On the night of October 19, 2009, Doug Winter went missing on Lake Superior while out kayaking. I waited a long time to write this blog and it is still kind of difficult for me to compose my thoughts. Doug was a friend and kayaking companion. Somehow, writing this post means that I am admitting to myself that he will not be coming back, and that is a hard thought to come to terms with. When someone disappears, I guess it is only natural for us to start channeling our inner Sherlock Holmes trying to come up with answers to the mystery. I too, have come up with no less than five possible scenarios, all plausible, based on the information we have so far, but I don’t intend to share any of them. Because Doug went out alone and did not come back to tell us, we will never know for sure just what happened to him. Unfortunately, that also means that the lessons we might learn from this tragedy will probably be limited as well.
Since we can’t really use this story as a cautionary tale, I would rather focus on Doug, the person, and what I remember about him. I first met Doug when he came into Laacke & Joys to buy his first kayak from me. He bought an inexpensive 13-foot recreational/touring kayak and a cheap paddle. I remember warning him that this was not a kayak for Lake Michigan. I found out later that Doug took that kayak out several miles into Lake Michigan on his first trip. He told me that it was a really scary and dumb thing to do, and when he got back to shore, he decided he better take some lessons. That was when Doug became my kayaking student. Very shortly after taking some lessons, he upgraded to a real sea kayak, started amassing some decent gear, and began to show up for Sunday morning paddles at South Shore. He was still a beginner and his skills needed work, but he got pretty mad when someone bluntly told him so (Sue, you know who you are). When he vented his anger to me, I calmed him down and helped him realize that in her way, Sue was trying to help him. He eventually got over it, and got down to the serious work of trying to improve his skills, taking classes and getting help and advice from the more experienced paddlers in our Sunday morning group. As time went by, Doug became one of the regulars in our paddling group. He helped out at Laacke & Joys Paddlefest as a safety boater on several occasions. He introduced us to “Sven’s” in Bay View where we still often have coffee and brunch after kayaking. He was a driving force behind the October campouts in Door County, something that our local kayakers hadn’t done since back when John Browning still had his outdoor store and hosted a campout at Point Beach. Doug loved to take photos. Some of the best pictures I have of myself in my kayak were taken by Doug. He was generous to a fault. All of us that paddled with him can probably name a handful of times when Doug insisted on picking up our check for coffee or breakfast. It was totally unnecessary, but he wanted to thank us in some way for helping him along in the sport of kayaking. Doug had a cat. He would always have a new story to tell us about “Fuzzy”. He was a skilled carpenter and craftsman. He built a kayak for himself, but then got burned by a bad batch of epoxy that never cured and left his masterpiece permanently “tacky” to the touch.

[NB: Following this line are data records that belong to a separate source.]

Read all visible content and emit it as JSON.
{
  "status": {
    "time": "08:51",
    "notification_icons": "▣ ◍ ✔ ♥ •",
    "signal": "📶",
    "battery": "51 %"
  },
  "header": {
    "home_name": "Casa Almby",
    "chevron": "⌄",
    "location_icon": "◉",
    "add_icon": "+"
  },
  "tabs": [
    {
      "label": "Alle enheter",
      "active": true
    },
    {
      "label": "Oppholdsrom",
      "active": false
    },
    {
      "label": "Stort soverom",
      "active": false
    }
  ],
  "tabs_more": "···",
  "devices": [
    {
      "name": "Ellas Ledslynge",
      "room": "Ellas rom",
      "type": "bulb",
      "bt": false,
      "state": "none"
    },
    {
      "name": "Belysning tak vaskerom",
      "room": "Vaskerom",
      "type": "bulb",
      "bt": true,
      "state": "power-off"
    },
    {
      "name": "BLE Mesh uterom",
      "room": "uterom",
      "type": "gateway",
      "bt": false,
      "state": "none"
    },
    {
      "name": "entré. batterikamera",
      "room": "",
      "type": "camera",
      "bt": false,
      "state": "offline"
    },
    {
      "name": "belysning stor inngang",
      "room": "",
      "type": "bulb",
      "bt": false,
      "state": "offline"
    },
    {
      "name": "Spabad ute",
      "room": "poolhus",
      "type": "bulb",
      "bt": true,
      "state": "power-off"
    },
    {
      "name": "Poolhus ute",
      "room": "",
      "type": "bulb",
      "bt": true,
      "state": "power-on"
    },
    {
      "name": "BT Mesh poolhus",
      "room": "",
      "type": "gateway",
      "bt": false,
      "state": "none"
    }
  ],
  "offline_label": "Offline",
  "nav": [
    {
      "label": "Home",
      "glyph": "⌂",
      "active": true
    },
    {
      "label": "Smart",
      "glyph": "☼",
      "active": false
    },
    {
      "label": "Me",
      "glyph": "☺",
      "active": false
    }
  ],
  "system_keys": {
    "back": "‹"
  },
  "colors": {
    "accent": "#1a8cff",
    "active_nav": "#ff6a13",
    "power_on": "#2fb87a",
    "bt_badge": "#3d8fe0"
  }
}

I will miss Doug, but I think I will try to remember him with a funny story that another one of his friends told me recently. Years ago, when Doug lived in Shawano, he had an old Thunderbird that somehow got stuck in reverse. For two weeks he drove that car all around Shawano backwards. I guess that sometimes you need to move forward by looking in the rearview mirror.